To do
Nothing in the entries may be altered; copy them all exactly.

(Component data from apps and pages)

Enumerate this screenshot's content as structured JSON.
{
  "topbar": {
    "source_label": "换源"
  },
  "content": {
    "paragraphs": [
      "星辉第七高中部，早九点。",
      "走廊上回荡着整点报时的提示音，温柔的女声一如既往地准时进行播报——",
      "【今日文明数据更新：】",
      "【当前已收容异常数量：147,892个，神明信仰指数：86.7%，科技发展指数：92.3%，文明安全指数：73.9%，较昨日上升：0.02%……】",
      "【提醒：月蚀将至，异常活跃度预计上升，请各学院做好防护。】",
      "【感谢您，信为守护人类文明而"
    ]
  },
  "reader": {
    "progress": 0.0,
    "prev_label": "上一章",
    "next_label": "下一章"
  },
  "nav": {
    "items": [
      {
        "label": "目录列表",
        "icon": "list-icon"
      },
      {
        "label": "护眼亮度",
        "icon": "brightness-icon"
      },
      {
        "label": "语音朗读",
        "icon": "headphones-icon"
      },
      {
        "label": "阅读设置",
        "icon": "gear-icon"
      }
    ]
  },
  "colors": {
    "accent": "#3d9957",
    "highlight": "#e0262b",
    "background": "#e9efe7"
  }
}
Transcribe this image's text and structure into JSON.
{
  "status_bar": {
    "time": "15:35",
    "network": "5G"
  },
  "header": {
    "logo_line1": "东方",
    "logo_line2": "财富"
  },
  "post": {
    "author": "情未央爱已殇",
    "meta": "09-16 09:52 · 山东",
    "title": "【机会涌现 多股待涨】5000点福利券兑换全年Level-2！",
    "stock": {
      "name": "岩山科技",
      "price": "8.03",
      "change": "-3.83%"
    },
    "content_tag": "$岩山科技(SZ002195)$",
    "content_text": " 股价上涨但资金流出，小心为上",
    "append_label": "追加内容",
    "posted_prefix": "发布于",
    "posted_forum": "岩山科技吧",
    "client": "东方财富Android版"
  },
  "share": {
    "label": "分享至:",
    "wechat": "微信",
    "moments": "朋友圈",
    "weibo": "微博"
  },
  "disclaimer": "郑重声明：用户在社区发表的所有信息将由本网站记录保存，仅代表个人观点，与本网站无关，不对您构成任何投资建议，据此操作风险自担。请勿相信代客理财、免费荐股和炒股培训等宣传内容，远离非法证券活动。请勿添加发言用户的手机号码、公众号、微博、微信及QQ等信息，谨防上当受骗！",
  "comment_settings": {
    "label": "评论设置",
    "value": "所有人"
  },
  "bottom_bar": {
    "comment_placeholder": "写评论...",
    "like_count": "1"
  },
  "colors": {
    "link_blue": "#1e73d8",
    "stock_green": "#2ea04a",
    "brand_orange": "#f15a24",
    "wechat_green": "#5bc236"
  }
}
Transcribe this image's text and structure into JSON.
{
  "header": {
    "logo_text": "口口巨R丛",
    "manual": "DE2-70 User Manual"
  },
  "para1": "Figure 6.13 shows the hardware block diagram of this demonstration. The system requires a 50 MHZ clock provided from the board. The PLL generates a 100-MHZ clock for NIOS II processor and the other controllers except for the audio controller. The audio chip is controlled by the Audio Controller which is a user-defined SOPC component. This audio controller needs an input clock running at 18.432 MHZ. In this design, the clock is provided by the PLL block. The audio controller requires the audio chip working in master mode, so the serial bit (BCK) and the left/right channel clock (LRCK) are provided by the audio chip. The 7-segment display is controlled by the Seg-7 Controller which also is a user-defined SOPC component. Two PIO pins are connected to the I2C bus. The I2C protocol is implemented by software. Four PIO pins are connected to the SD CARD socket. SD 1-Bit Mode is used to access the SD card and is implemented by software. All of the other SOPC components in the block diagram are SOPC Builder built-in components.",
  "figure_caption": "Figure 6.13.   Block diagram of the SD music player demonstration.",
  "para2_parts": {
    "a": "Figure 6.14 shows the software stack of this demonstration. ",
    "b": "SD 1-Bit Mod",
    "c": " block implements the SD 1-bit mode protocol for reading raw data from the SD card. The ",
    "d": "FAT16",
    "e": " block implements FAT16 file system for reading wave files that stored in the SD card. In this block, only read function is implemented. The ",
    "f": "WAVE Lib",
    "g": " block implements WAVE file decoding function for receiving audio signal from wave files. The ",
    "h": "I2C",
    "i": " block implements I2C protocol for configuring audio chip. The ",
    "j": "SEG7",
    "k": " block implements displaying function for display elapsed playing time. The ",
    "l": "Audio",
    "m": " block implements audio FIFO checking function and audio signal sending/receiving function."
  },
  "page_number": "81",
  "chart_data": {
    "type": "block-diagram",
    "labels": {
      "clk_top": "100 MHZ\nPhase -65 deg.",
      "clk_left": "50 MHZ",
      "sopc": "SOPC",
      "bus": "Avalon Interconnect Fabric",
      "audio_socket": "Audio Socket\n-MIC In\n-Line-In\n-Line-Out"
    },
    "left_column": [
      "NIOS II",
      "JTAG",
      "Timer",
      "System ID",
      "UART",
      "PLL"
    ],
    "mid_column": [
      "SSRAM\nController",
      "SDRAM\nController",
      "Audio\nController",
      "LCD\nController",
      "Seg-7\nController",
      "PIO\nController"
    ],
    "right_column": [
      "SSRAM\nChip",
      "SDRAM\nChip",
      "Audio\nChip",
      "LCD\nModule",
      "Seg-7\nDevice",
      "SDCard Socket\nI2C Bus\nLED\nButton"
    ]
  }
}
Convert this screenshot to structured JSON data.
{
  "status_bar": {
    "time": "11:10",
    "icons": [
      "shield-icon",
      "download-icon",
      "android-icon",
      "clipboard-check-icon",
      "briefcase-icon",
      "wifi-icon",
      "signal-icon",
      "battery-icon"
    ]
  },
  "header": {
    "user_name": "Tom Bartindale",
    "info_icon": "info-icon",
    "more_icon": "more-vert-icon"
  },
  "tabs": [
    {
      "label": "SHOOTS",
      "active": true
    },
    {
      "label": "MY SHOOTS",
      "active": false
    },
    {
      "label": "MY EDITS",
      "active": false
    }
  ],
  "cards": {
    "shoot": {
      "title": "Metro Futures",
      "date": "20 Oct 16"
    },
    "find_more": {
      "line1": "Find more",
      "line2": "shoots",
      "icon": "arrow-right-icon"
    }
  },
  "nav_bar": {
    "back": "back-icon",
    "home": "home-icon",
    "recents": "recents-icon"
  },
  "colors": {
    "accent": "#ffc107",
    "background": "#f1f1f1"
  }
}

Task answer
Enumerate this screenshot's content as structured JSON.
{
  "topbar": {
    "source_label": "换源"
  },
  "content": {
    "paragraphs": [
      "星辉第七高中部，早九点。",
      "走廊上回荡着整点报时的提示音，温柔的女声一如既往地准时进行播报——",
      "【今日文明数据更新：】",
      "【当前已收容异常数量：147,892个，神明信仰指数：86.7%，科技发展指数：92.3%，文明安全指数：73.9%，较昨日上升：0.02%……】",
      "【提醒：月蚀将至，异常活跃度预计上升，请各学院做好防护。】",
      "【感谢您，信为守护人类文明而"
    ]
  },
  "reader": {
    "progress": 0.0,
    "prev_label": "上一章",
    "next_label": "下一章"
  },
  "nav": {
    "items": [
      {
        "label": "目录列表",
        "icon": "list-icon"
      },
      {
        "label": "护眼亮度",
        "icon": "brightness-icon"
      },
      {
        "label": "语音朗读",
        "icon": "headphones-icon"
      },
      {
        "label": "阅读设置",
        "icon": "gear-icon"
      }
    ]
  },
  "colors": {
    "accent": "#3d9957",
    "highlight": "#e0262b",
    "background": "#e9efe7"
  }
}
Transcribe this image's text and structure into JSON.
{
  "status_bar": {
    "time": "15:35",
    "network": "5G"
  },
  "header": {
    "logo_line1": "东方",
    "logo_line2": "财富"
  },
  "post": {
    "author": "情未央爱已殇",
    "meta": "09-16 09:52 · 山东",
    "title": "【机会涌现 多股待涨】5000点福利券兑换全年Level-2！",
    "stock": {
      "name": "岩山科技",
      "price": "8.03",
      "change": "-3.83%"
    },
    "content_tag": "$岩山科技(SZ002195)$",
    "content_text": " 股价上涨但资金流出，小心为上",
    "append_label": "追加内容",
    "posted_prefix": "发布于",
    "posted_forum": "岩山科技吧",
    "client": "东方财富Android版"
  },
  "share": {
    "label": "分享至:",
    "wechat": "微信",
    "moments": "朋友圈",
    "weibo": "微博"
  },
  "disclaimer": "郑重声明：用户在社区发表的所有信息将由本网站记录保存，仅代表个人观点，与本网站无关，不对您构成任何投资建议，据此操作风险自担。请勿相信代客理财、免费荐股和炒股培训等宣传内容，远离非法证券活动。请勿添加发言用户的手机号码、公众号、微博、微信及QQ等信息，谨防上当受骗！",
  "comment_settings": {
    "label": "评论设置",
    "value": "所有人"
  },
  "bottom_bar": {
    "comment_placeholder": "写评论...",
    "like_count": "1"
  },
  "colors": {
    "link_blue": "#1e73d8",
    "stock_green": "#2ea04a",
    "brand_orange": "#f15a24",
    "wechat_green": "#5bc236"
  }
}
Transcribe this image's text and structure into JSON.
{
  "header": {
    "logo_text": "口口巨R丛",
    "manual": "DE2-70 User Manual"
  },
  "para1": "Figure 6.13 shows the hardware block diagram of this demonstration. The system requires a 50 MHZ clock provided from the board. The PLL generates a 100-MHZ clock for NIOS II processor and the other controllers except for the audio controller. The audio chip is controlled by the Audio Controller which is a user-defined SOPC component. This audio controller needs an input clock running at 18.432 MHZ. In this design, the clock is provided by the PLL block. The audio controller requires the audio chip working in master mode, so the serial bit (BCK) and the left/right channel clock (LRCK) are provided by the audio chip. The 7-segment display is controlled by the Seg-7 Controller which also is a user-defined SOPC component. Two PIO pins are connected to the I2C bus. The I2C protocol is implemented by software. Four PIO pins are connected to the SD CARD socket. SD 1-Bit Mode is used to access the SD card and is implemented by software. All of the other SOPC components in the block diagram are SOPC Builder built-in components.",
  "figure_caption": "Figure 6.13.   Block diagram of the SD music player demonstration.",
  "para2_parts": {
    "a": "Figure 6.14 shows the software stack of this demonstration. ",
    "b": "SD 1-Bit Mod",
    "c": " block implements the SD 1-bit mode protocol for reading raw data from the SD card. The ",
    "d": "FAT16",
    "e": " block implements FAT16 file system for reading wave files that stored in the SD card. In this block, only read function is implemented. The ",
    "f": "WAVE Lib",
    "g": " block implements WAVE file decoding function for receiving audio signal from wave files. The ",
    "h": "I2C",
    "i": " block implements I2C protocol for configuring audio chip. The ",
    "j": "SEG7",
    "k": " block implements displaying function for display elapsed playing time. The ",
    "l": "Audio",
    "m": " block implements audio FIFO checking function and audio signal sending/receiving function."
  },
  "page_number": "81",
  "chart_data": {
    "type": "block-diagram",
    "labels": {
      "clk_top": "100 MHZ\nPhase -65 deg.",
      "clk_left": "50 MHZ",
      "sopc": "SOPC",
      "bus": "Avalon Interconnect Fabric",
      "audio_socket": "Audio Socket\n-MIC In\n-Line-In\n-Line-Out"
    },
    "left_column": [
      "NIOS II",
      "JTAG",
      "Timer",
      "System ID",
      "UART",
      "PLL"
    ],
    "mid_column": [
      "SSRAM\nController",
      "SDRAM\nController",
      "Audio\nController",
      "LCD\nController",
      "Seg-7\nController",
      "PIO\nController"
    ],
    "right_column": [
      "SSRAM\nChip",
      "SDRAM\nChip",
      "Audio\nChip",
      "LCD\nModule",
      "Seg-7\nDevice",
      "SDCard Socket\nI2C Bus\nLED\nButton"
    ]
  }
}
Convert this screenshot to structured JSON data.
{
  "status_bar": {
    "time": "11:10",
    "icons": [
      "shield-icon",
      "download-icon",
      "android-icon",
      "clipboard-check-icon",
      "briefcase-icon",
      "wifi-icon",
      "signal-icon",
      "battery-icon"
    ]
  },
  "header": {
    "user_name": "Tom Bartindale",
    "info_icon": "info-icon",
    "more_icon": "more-vert-icon"
  },
  "tabs": [
    {
      "label": "SHOOTS",
      "active": true
    },
    {
      "label": "MY SHOOTS",
      "active": false
    },
    {
      "label": "MY EDITS",
      "active": false
    }
  ],
  "cards": {
    "shoot": {
      "title": "Metro Futures",
      "date": "20 Oct 16"
    },
    "find_more": {
      "line1": "Find more",
      "line2": "shoots",
      "icon": "arrow-right-icon"
    }
  },
  "nav_bar": {
    "back": "back-icon",
    "home": "home-icon",
    "recents": "recents-icon"
  },
  "colors": {
    "accent": "#ffc107",
    "background": "#f1f1f1"
  }
}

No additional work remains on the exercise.